This all seems very predictable. Humanity has been here before, with the manufactured crises (“Disinformation! Terror!”), the demonized demographic groups, the “crisis”-justified truncation and corruption of law and due process. How can it not go down the worst, predestined path?
The sense I have is that we see it too clearly already for it to take us unawares. In fact, the vote for Trump in 2016, the similar votes struggling to break out in many other countries, the local efforts across America to reject the politics of self-loathing, victimhood, and other-demonization in the schools, the state legislatures and governors using every tool of law to oppose the “crisis” agenda (climate catastrophe, disease catastrophe, racism/xenophobia/gender-bigotry catastrophe) that propounds a world-historical moment ripe for gutting borders, civic nationalism, and nationally-protected rights – all of these trends are with us because we see what’s being attempted.

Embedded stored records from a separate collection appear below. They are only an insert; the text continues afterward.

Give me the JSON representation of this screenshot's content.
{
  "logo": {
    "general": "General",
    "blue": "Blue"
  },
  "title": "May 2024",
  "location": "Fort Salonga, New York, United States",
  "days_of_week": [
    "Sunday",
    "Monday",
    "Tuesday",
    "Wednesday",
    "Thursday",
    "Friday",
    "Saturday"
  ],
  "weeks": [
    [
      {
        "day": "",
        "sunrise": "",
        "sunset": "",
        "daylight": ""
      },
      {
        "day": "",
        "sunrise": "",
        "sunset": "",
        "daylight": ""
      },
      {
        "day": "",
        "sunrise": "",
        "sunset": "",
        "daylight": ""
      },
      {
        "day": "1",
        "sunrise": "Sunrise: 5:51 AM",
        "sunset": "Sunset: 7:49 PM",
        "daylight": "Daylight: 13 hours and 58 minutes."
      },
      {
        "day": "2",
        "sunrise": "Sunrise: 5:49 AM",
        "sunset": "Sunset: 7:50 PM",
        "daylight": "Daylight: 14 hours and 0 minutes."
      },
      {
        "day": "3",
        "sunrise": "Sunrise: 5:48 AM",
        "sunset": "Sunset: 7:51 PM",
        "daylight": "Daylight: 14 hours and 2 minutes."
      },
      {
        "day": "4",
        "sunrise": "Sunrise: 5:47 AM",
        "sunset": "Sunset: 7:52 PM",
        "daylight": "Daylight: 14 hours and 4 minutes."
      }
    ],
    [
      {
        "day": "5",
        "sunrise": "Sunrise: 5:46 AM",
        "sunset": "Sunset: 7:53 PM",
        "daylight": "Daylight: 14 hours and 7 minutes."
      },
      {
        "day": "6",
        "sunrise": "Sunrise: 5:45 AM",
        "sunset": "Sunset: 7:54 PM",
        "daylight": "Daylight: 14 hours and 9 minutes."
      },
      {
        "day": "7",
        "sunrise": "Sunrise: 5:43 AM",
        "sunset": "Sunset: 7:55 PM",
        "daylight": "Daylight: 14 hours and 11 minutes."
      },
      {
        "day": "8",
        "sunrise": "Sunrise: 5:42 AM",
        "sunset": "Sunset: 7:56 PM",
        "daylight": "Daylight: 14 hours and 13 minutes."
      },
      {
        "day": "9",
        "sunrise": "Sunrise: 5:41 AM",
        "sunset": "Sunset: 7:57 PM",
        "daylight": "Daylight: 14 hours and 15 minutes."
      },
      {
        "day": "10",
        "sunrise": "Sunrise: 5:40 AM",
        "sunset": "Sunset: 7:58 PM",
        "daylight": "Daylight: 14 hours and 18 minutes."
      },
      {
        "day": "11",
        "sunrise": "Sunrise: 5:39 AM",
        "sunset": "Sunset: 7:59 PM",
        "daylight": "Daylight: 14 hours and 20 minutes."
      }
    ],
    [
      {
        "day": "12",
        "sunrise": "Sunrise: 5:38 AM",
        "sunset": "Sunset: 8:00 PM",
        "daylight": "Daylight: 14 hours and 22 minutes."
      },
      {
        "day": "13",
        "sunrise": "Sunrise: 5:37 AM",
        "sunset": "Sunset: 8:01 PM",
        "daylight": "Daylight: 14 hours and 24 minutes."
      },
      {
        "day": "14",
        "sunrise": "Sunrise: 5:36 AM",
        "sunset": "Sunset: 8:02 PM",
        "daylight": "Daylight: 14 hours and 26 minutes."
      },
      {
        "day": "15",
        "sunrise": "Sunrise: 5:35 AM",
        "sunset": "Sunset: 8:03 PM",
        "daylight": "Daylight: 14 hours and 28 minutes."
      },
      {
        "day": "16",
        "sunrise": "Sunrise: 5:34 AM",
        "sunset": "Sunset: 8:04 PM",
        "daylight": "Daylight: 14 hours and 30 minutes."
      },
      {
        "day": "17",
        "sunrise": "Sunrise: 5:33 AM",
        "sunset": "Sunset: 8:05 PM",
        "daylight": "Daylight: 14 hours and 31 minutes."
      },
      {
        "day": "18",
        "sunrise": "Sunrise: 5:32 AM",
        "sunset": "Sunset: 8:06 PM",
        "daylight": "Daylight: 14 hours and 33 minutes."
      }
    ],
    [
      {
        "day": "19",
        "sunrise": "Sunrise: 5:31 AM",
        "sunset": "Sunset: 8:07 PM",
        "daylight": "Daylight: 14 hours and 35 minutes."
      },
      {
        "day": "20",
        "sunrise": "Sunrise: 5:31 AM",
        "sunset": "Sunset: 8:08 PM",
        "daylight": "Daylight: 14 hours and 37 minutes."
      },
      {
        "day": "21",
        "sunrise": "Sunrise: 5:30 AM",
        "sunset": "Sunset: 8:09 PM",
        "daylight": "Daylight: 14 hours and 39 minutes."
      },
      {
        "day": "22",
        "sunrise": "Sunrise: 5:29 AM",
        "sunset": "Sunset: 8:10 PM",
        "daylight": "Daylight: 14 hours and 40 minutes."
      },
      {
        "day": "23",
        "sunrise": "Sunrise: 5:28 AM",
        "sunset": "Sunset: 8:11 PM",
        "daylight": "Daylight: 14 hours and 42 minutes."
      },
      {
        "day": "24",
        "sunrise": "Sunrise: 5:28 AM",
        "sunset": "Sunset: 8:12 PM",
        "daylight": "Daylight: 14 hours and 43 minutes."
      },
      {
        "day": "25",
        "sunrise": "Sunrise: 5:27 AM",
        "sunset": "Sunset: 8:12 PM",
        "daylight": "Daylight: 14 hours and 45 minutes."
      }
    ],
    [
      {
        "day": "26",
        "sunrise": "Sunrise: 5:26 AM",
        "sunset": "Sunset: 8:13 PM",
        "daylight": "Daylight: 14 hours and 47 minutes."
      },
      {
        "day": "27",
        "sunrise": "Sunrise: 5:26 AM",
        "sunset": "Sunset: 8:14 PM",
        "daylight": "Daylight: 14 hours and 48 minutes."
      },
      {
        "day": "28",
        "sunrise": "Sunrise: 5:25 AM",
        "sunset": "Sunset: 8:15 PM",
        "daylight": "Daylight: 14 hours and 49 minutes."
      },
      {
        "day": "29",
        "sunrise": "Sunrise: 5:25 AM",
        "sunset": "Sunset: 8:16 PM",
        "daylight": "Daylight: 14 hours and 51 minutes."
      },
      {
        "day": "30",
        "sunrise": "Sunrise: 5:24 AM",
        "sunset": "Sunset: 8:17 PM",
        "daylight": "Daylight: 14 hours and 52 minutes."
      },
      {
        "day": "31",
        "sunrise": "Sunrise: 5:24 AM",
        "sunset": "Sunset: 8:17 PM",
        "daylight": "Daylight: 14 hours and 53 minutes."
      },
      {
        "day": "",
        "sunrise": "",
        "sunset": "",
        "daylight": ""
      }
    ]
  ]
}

We see this time. The communication modes are too many and varied for us to remain blind. It hasn’t become clear just yet what this clarity may be preparing us for, but it does make us wrong to dismiss hope. If there is vision, may we not say that the people at least need not perish? America is 245 years old this year because, incredibly, we have beaten the odds every time. Don’t count us out.
*UPDATE*: Christopher Rufo, the subject of the Washington Post article used as example three, obtained corrections from the Post and extenuating comments in email correspondence which he posted at Twitter. To view the original article versus the corrections, click through to Rufo’s tweet thread. Form your own judgments.
WINNING: The Washington Post's hitpiece against me has collapsed.
They have admitted to fabricating a timeline, retracted or added six full paragraphs, reversed a key claim, and failed to produce evidence of a falsified quotation.
Democracy dies when the media lies. pic.twitter.com/gfKdpy4sal
— Christopher F. Rufo ⚔️ (@realchrisrufo) June 22, 2021
I doubt readers will be surprised by this development. Again, the point in the LU article: when the Biden administration undertakes to identify “disinformation” and “misinformation,” it will be using “mainstream, accredited” sources like WaPo — to make conclusions like whether conservative speech is incitement to domestic terrorism. The Biden administration will call this “due process,” even though it violates the most basic premise of the First Amendment.